Exercise instructions: Type the entries out again exactly as they read, but leave every picture behind.

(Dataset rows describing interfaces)
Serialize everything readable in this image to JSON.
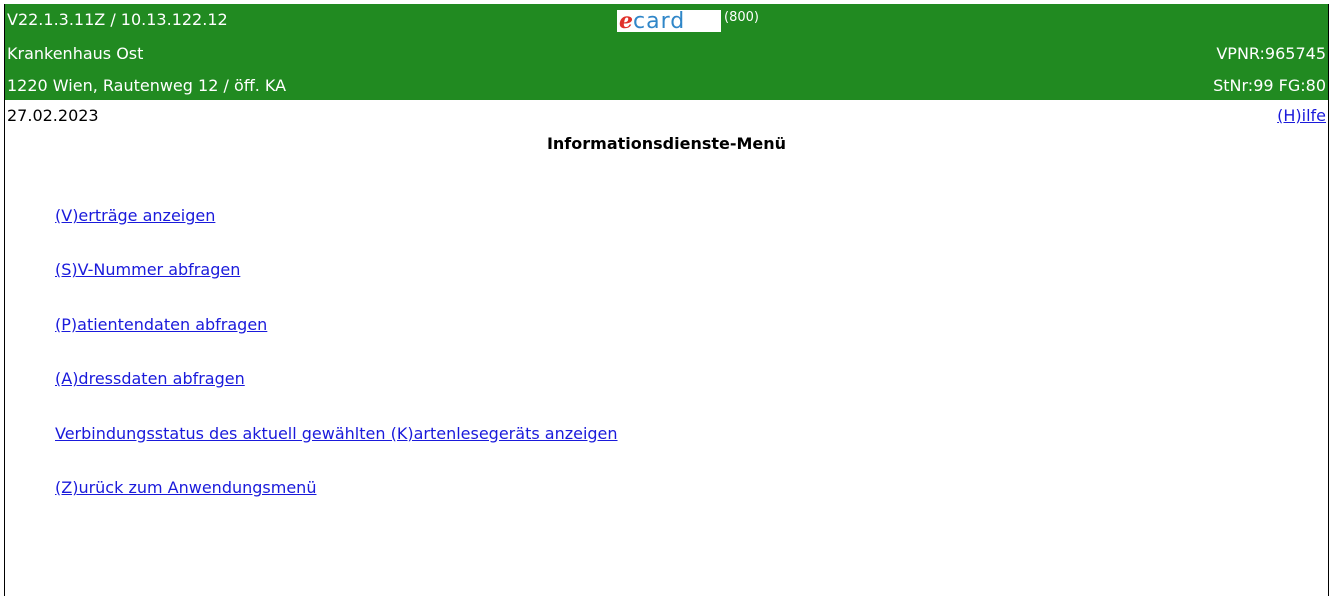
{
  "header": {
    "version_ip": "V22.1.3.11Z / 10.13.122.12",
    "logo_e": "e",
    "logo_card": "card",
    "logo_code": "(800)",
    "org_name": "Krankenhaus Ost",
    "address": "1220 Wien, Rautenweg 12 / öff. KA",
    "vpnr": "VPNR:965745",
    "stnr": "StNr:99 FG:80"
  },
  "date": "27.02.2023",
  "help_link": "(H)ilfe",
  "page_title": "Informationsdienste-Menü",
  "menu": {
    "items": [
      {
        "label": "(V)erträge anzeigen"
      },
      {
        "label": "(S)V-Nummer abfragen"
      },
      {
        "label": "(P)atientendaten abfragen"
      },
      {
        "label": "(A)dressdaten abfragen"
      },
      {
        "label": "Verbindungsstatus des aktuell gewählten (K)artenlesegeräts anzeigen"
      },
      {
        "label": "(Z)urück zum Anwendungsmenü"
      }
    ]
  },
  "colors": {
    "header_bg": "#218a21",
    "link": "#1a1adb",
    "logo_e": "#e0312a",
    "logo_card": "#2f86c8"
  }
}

Response to the task:
Serialize everything readable in this image to JSON.
{
  "header": {
    "version_ip": "V22.1.3.11Z / 10.13.122.12",
    "logo_e": "e",
    "logo_card": "card",
    "logo_code": "(800)",
    "org_name": "Krankenhaus Ost",
    "address": "1220 Wien, Rautenweg 12 / öff. KA",
    "vpnr": "VPNR:965745",
    "stnr": "StNr:99 FG:80"
  },
  "date": "27.02.2023",
  "help_link": "(H)ilfe",
  "page_title": "Informationsdienste-Menü",
  "menu": {
    "items": [
      {
        "label": "(V)erträge anzeigen"
      },
      {
        "label": "(S)V-Nummer abfragen"
      },
      {
        "label": "(P)atientendaten abfragen"
      },
      {
        "label": "(A)dressdaten abfragen"
      },
      {
        "label": "Verbindungsstatus des aktuell gewählten (K)artenlesegeräts anzeigen"
      },
      {
        "label": "(Z)urück zum Anwendungsmenü"
      }
    ]
  },
  "colors": {
    "header_bg": "#218a21",
    "link": "#1a1adb",
    "logo_e": "#e0312a",
    "logo_card": "#2f86c8"
  }
}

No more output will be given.